### Excerpts from an interface dataset:
= = = =

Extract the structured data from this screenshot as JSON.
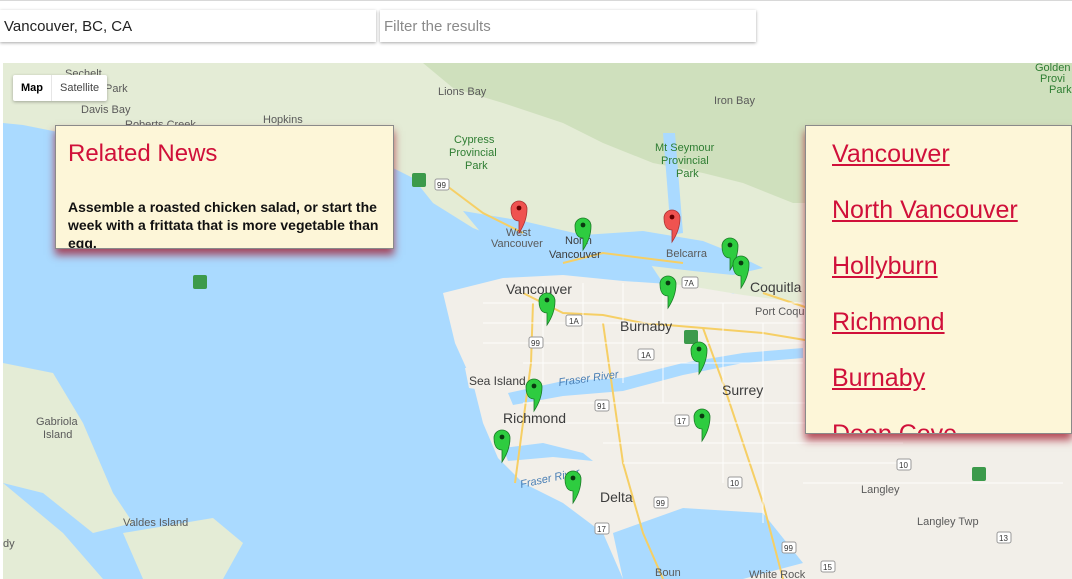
{
  "search": {
    "location_value": "Vancouver, BC, CA",
    "filter_placeholder": "Filter the results"
  },
  "map_controls": {
    "map_label": "Map",
    "satellite_label": "Satellite"
  },
  "news": {
    "title": "Related News",
    "item": "Assemble a roasted chicken salad, or start the week with a frittata that is more vegetable than egg."
  },
  "cities": [
    "Vancouver",
    "North Vancouver",
    "Hollyburn",
    "Richmond",
    "Burnaby",
    "Deep Cove"
  ],
  "map_labels": {
    "sechelt": "Sechelt",
    "park": "Park",
    "davis_bay": "Davis Bay",
    "roberts_creek": "Roberts Creek",
    "hopkins": "Hopkins",
    "lions_bay": "Lions Bay",
    "iron_bay": "Iron Bay",
    "cypress": "Cypress",
    "provincial": "Provincial",
    "cypress_park": "Park",
    "mt_seymour": "Mt Seymour",
    "seymour_provincial": "Provincial",
    "seymour_park": "Park",
    "golden": "Golden",
    "provi": "Provi",
    "park_r": "Park",
    "west": "West",
    "west_vancouver": "Vancouver",
    "north": "North",
    "north_vancouver": "Vancouver",
    "belcarra": "Belcarra",
    "vancouver": "Vancouver",
    "burnaby": "Burnaby",
    "coquitlam": "Coquitla",
    "port_coquitlam": "Port Coqu",
    "sea_island": "Sea Island",
    "richmond": "Richmond",
    "surrey": "Surrey",
    "delta": "Delta",
    "fraser_river": "Fraser River",
    "fraser_river_2": "Fraser River",
    "gabriola": "Gabriola",
    "gabriola_island": "Island",
    "valdes_island": "Valdes Island",
    "langley": "Langley",
    "langley_twp": "Langley Twp",
    "white_rock": "White Rock",
    "d": "d",
    "dy": "dy",
    "bound": "Boun"
  },
  "route_shields": [
    "99",
    "1A",
    "7A",
    "99",
    "1A",
    "91",
    "17",
    "10",
    "10",
    "13",
    "99",
    "15",
    "99",
    "17"
  ],
  "colors": {
    "accent": "#d0103a",
    "panel_bg": "#fdf6d8",
    "water": "#aadaff",
    "land": "#f2efe9",
    "pin_green": "#2ecc40",
    "pin_red": "#ef5350"
  }
}
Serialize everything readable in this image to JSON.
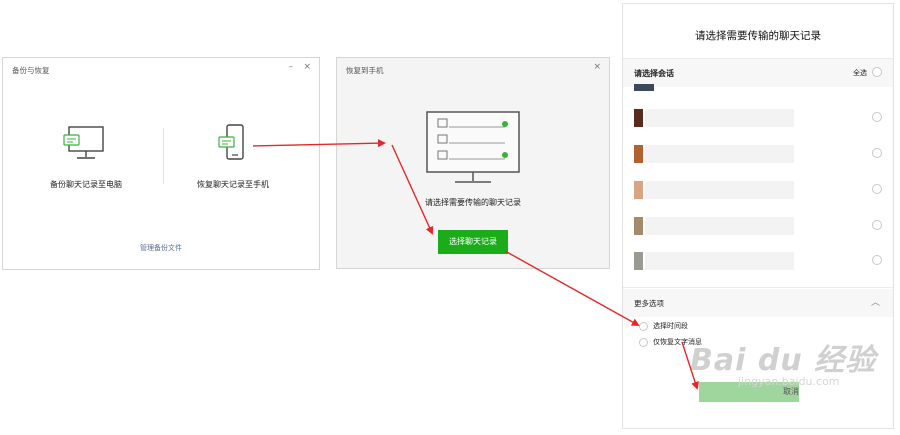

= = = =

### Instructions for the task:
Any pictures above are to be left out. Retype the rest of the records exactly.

### Answer space:
Extract the structured data from this screenshot as JSON.
{
  "search": {
    "location_value": "Vancouver, BC, CA",
    "filter_placeholder": "Filter the results"
  },
  "map_controls": {
    "map_label": "Map",
    "satellite_label": "Satellite"
  },
  "news": {
    "title": "Related News",
    "item": "Assemble a roasted chicken salad, or start the week with a frittata that is more vegetable than egg."
  },
  "cities": [
    "Vancouver",
    "North Vancouver",
    "Hollyburn",
    "Richmond",
    "Burnaby",
    "Deep Cove"
  ],
  "map_labels": {
    "sechelt": "Sechelt",
    "park": "Park",
    "davis_bay": "Davis Bay",
    "roberts_creek": "Roberts Creek",
    "hopkins": "Hopkins",
    "lions_bay": "Lions Bay",
    "iron_bay": "Iron Bay",
    "cypress": "Cypress",
    "provincial": "Provincial",
    "cypress_park": "Park",
    "mt_seymour": "Mt Seymour",
    "seymour_provincial": "Provincial",
    "seymour_park": "Park",
    "golden": "Golden",
    "provi": "Provi",
    "park_r": "Park",
    "west": "West",
    "west_vancouver": "Vancouver",
    "north": "North",
    "north_vancouver": "Vancouver",
    "belcarra": "Belcarra",
    "vancouver": "Vancouver",
    "burnaby": "Burnaby",
    "coquitlam": "Coquitla",
    "port_coquitlam": "Port Coqu",
    "sea_island": "Sea Island",
    "richmond": "Richmond",
    "surrey": "Surrey",
    "delta": "Delta",
    "fraser_river": "Fraser River",
    "fraser_river_2": "Fraser River",
    "gabriola": "Gabriola",
    "gabriola_island": "Island",
    "valdes_island": "Valdes Island",
    "langley": "Langley",
    "langley_twp": "Langley Twp",
    "white_rock": "White Rock",
    "d": "d",
    "dy": "dy",
    "bound": "Boun"
  },
  "route_shields": [
    "99",
    "1A",
    "7A",
    "99",
    "1A",
    "91",
    "17",
    "10",
    "10",
    "13",
    "99",
    "15",
    "99",
    "17"
  ],
  "colors": {
    "accent": "#d0103a",
    "panel_bg": "#fdf6d8",
    "water": "#aadaff",
    "land": "#f2efe9",
    "pin_green": "#2ecc40",
    "pin_red": "#ef5350"
  }
}
Serialize everything readable in this image to JSON.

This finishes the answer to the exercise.